“For pity’s sake, look!” said the Marker, and stopped. “Well, well! If I ’adn’t seen it, I wouldn’t have credited it. You poor little impident fool. The Sergeant will be vexed.”

“What has happened?” said Boy Jones, rather shrilly.

“He’s killed the Parson, sir!” The Marker held up the still kicking body of a glossy black rabbit. One side of its head was not there.

“Talk of coincidence!” the Marker went on. “I know Sergeant ’ll pretend he aimed for it. The poor little fool! Jumpin’ about after his own businesses and thinking he was safe; and then to have his head fair mashed off him like this. Just look at him! Well! Well!”

It was anything but well with Boy Jones. He seemed sick.

.     .     .     .     .

A week later the Friend nearly stepped on him in the miniature-rifle shed. He was lying at length on the dusty coir matting, his trousers rucked half-way to his knees, his sights set as for two hundred, deferentially asking Milligan the cripple to stand behind him and tell him whether he was canting.

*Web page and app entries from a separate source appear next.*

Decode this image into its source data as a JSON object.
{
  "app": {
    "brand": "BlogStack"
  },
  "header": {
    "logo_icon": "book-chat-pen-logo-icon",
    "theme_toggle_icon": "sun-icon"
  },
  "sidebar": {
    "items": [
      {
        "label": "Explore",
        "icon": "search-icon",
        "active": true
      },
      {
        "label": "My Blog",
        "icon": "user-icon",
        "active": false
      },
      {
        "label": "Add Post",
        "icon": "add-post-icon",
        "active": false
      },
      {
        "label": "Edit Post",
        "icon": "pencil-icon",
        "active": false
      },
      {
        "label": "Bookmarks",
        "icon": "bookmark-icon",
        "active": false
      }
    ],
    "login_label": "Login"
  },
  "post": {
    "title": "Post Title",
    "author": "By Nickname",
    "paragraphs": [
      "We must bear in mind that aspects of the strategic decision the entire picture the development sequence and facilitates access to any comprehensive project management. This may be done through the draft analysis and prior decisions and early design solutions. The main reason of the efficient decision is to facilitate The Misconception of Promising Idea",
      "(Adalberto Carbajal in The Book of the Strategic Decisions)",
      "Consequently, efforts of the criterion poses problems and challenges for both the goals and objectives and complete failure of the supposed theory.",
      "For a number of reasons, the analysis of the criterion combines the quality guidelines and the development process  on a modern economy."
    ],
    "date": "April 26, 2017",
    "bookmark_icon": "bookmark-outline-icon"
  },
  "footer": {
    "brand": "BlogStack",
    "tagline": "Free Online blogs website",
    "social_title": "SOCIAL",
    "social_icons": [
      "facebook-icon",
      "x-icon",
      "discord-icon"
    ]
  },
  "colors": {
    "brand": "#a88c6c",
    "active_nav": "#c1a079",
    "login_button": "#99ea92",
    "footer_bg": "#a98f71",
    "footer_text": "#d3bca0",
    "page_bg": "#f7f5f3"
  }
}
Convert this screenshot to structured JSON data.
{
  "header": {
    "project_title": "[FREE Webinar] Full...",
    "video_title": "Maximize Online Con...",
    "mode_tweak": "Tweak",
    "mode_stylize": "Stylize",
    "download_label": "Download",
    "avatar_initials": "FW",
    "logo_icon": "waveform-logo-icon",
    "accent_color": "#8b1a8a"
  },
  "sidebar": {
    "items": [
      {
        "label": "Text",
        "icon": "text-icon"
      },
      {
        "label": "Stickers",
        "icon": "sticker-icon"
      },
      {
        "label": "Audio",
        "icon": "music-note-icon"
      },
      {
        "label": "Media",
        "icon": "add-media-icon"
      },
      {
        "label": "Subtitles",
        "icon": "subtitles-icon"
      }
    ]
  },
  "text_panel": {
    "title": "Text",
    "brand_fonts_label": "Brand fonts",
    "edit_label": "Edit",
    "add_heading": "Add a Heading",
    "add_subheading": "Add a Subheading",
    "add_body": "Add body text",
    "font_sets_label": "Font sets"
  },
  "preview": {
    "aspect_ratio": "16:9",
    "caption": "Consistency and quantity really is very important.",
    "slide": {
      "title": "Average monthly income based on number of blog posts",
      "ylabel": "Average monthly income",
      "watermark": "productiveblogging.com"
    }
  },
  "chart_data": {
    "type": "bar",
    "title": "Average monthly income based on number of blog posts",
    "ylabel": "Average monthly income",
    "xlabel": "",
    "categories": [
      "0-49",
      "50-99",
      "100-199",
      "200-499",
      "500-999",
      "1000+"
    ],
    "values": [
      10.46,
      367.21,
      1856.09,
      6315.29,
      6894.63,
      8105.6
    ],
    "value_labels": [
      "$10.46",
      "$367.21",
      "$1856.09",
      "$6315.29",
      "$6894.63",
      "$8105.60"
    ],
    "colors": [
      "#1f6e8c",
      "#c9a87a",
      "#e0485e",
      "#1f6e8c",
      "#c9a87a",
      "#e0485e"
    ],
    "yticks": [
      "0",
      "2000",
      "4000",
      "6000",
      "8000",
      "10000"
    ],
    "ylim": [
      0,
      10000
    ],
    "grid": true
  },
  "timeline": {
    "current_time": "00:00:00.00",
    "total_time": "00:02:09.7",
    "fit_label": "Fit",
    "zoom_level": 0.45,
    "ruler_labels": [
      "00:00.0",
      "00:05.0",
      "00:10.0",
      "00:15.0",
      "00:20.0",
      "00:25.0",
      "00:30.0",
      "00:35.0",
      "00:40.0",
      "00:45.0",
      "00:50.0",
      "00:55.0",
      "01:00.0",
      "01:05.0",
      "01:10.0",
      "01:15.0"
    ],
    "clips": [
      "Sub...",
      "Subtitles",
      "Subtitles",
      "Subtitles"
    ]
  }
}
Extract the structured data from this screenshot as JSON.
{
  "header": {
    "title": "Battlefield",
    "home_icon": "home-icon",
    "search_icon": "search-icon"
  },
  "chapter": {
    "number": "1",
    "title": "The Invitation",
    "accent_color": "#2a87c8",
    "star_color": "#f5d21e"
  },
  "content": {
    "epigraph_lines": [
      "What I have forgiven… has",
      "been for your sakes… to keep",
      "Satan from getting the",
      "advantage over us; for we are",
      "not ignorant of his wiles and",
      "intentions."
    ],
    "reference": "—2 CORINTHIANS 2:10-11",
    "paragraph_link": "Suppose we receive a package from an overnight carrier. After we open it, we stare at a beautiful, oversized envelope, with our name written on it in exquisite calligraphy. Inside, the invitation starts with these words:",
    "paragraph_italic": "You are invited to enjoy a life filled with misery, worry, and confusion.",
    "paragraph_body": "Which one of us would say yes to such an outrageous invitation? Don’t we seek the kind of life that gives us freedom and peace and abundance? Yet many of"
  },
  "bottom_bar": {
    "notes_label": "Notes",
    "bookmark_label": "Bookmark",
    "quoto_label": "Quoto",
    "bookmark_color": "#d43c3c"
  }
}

“No, you aren’t now,” said Milligan patronizingly, “but you were.”